Does our reliance on computers lead to us remembering less? There are studies that suggest there's definitely a link. New, even stranger research suggests the more people take pictures, the less they remember about the actual moment they're capturing. There's no scientific term yet associated with the phenomena, though there's certainly some sort of link to impairment. Better cut back on all that Instagramming this holiday!
Fairfield University psychologist Linda Henkel refers to it as the "photo-taking-impairment effect," which loosely describes someone with greater access to pictures as a person less inclined to remember that moment itself. "You're just kind of mentally discounting it, thinking, 'Well, the camera's got it,'" Henkel told Co.Design. The same applies to people who think a computer will save their information; they're less inclined to actually recall said information.
Henkel compiled her data from a study conducted at the Bellarmine Museum of Art on Fairfield's campus, which split participants into three groups: one that carried a camera around but didn't snap any photos, one that snapped photos from a wider perspective, and one that zoomed in on specific details.

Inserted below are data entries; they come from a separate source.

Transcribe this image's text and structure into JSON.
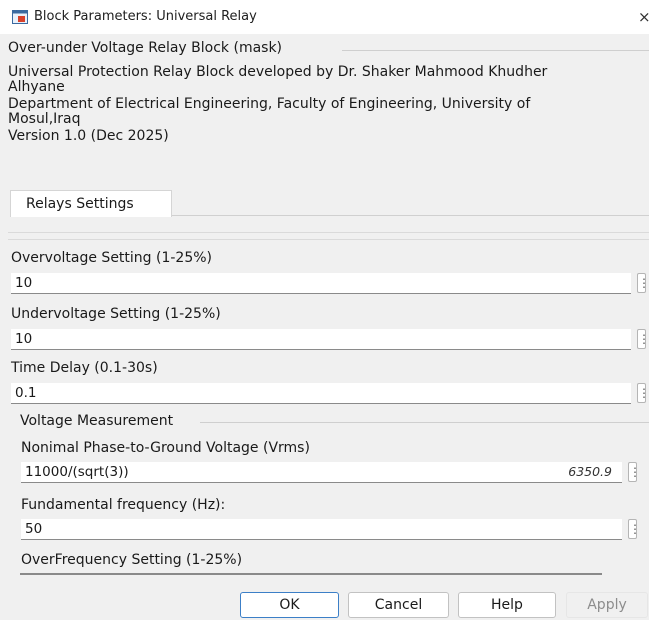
{
  "window": {
    "title": "Block Parameters: Universal Relay",
    "close_glyph": "×",
    "icon": "simulink-block-icon"
  },
  "mask": {
    "heading": "Over-under Voltage Relay Block (mask)",
    "description": [
      "Universal Protection  Relay Block developed by Dr. Shaker Mahmood Khudher",
      "Alhyane",
      "Department of Electrical Engineering, Faculty of Engineering, University of",
      "Mosul,Iraq",
      "Version 1.0 (Dec 2025)"
    ]
  },
  "tabs": [
    {
      "label": "Relays Settings"
    }
  ],
  "params": {
    "overvoltage": {
      "label": "Overvoltage Setting (1-25%)",
      "value": "10"
    },
    "undervoltage": {
      "label": "Undervoltage Setting (1-25%)",
      "value": "10"
    },
    "time_delay": {
      "label": "Time Delay (0.1-30s)",
      "value": "0.1"
    }
  },
  "voltage_measurement": {
    "group_label": "Voltage Measurement",
    "nominal_voltage": {
      "label": "Nonimal Phase-to-Ground Voltage (Vrms)",
      "value": "11000/(sqrt(3))",
      "evaluated": "6350.9"
    },
    "frequency": {
      "label": "Fundamental frequency (Hz):",
      "value": "50"
    },
    "overfrequency": {
      "label": "OverFrequency Setting (1-25%)"
    }
  },
  "menu_glyph": "⋮",
  "buttons": {
    "ok": "OK",
    "cancel": "Cancel",
    "help": "Help",
    "apply": "Apply"
  },
  "colors": {
    "primary_border": "#3c7fc7",
    "field_bg": "#ffffff",
    "dialog_bg": "#f0f0f0"
  }
}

Henkel's data revealed that test participants who took pictures were less accurate when recalling visual details of museum exhibits. "Simply put, they took the picture and missed the moment," Co.Design wrote.

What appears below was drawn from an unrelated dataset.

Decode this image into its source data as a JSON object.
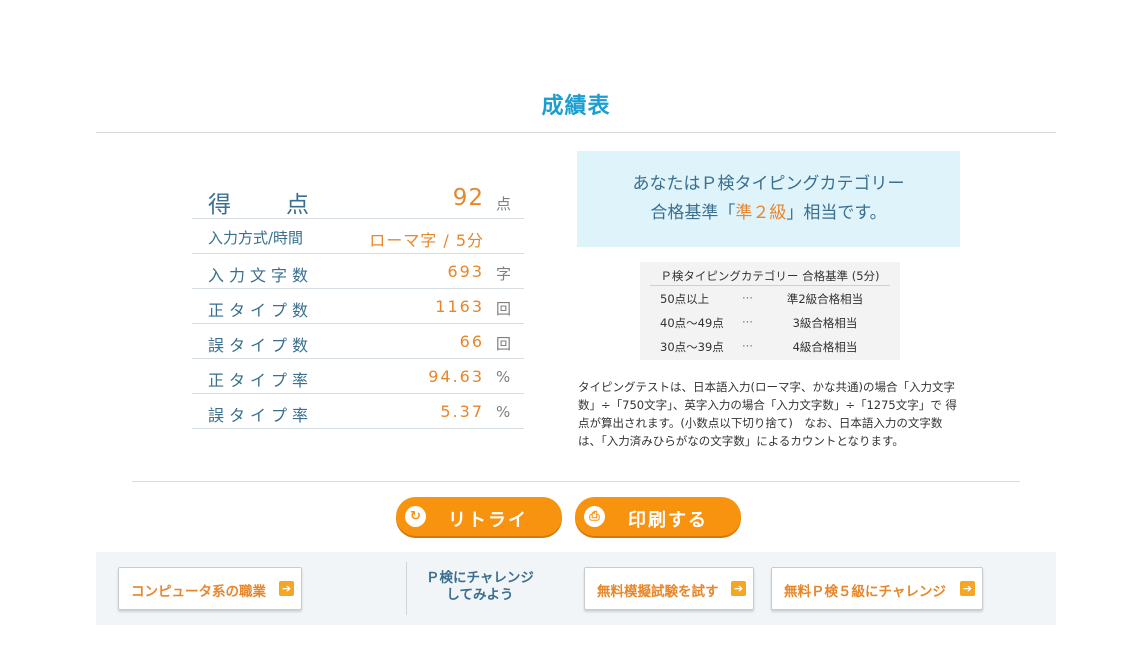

Some people essentially dismiss what's happening in front of them when they know their camera will simply document the moment. You still have the wherewithal to snap an image, but you might miss out on the intangibles because you're staring at a real-time moment through a digital screen. "The facility of digital photography may well come at the cost of cognitive engagement," the study concludes.
Oddly, participants recalled details they zoomed in on when snapping pictures, which was quite the opposite when taking pictures at a wider angle. Henkel's data actually showed that participants actually remembered more details about a specific object that they hadn't zoomed in on. So, for example, a participant could have been asked to zoom in on a statue's shield, but still vividly remember what was on the statue's head. Henkel chalked it up to the zooming triggering a different cognitive process.

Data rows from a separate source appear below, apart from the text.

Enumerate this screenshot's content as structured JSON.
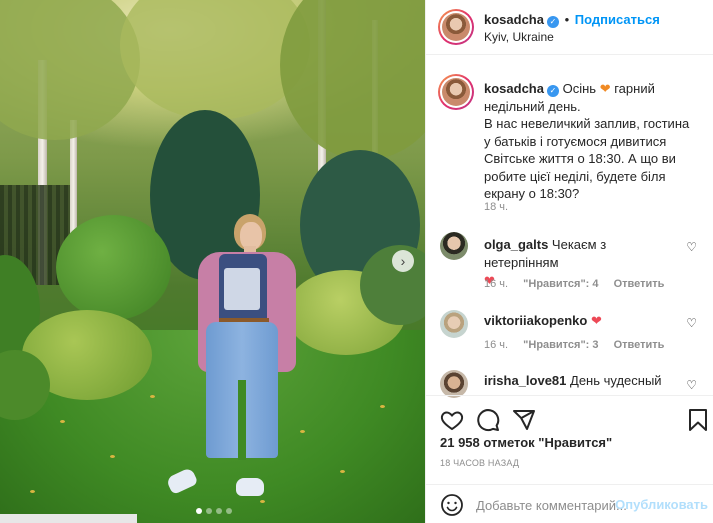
{
  "header": {
    "username": "kosadcha",
    "separator": "•",
    "follow_label": "Подписаться",
    "location": "Kyiv, Ukraine"
  },
  "caption": {
    "username": "kosadcha",
    "text_before_heart": "Осінь",
    "text_after_heart": "гарний недільний день.",
    "body": "В нас невеличкий заплив, гостина у батьків і готуємося дивитися Світське життя о 18:30. А що ви робите цієї неділі, будете біля екрану о 18:30?",
    "time": "18 ч."
  },
  "comments": [
    {
      "username": "olga_galts",
      "text": "Чекаєм з нетерпінням",
      "emoji": "❤",
      "time": "16 ч.",
      "likes_label": "\"Нравится\": 4",
      "reply_label": "Ответить"
    },
    {
      "username": "viktoriiakopenko",
      "text": "",
      "emoji": "❤",
      "time": "16 ч.",
      "likes_label": "\"Нравится\": 3",
      "reply_label": "Ответить"
    },
    {
      "username": "irisha_love81",
      "text": "День чудесный",
      "emoji": "",
      "time": "",
      "likes_label": "",
      "reply_label": ""
    }
  ],
  "likes": "21 958 отметок \"Нравится\"",
  "posted": "18 ЧАСОВ НАЗАД",
  "add_comment": {
    "placeholder": "Добавьте комментарий...",
    "publish_label": "Опубликовать"
  },
  "icons": {
    "like": "heart-outline-icon",
    "comment": "comment-bubble-icon",
    "share": "paper-plane-icon",
    "save": "bookmark-icon",
    "emoji": "smiley-icon",
    "next": "chevron-right-icon"
  },
  "carousel": {
    "slides": 4,
    "active": 0
  },
  "colors": {
    "link": "#0095f6",
    "heart": "#ed4956",
    "verified": "#3897f0",
    "muted": "#8e8e8e"
  }
}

Henkel believes this "photo-taking-impairment effect" affects smartphone owners too, though Co.Design pointed to research suggesting touchscreen actually heighten a user's sense of being in the moment; Co.Design also references research that claims viewing photographs later on helps recover memories.
"I think if people were more mindfully photographing things, if maybe they were making fewer photo with more choice and interaction with these things, that's where you'd not see the photos impairing you," Henkel said.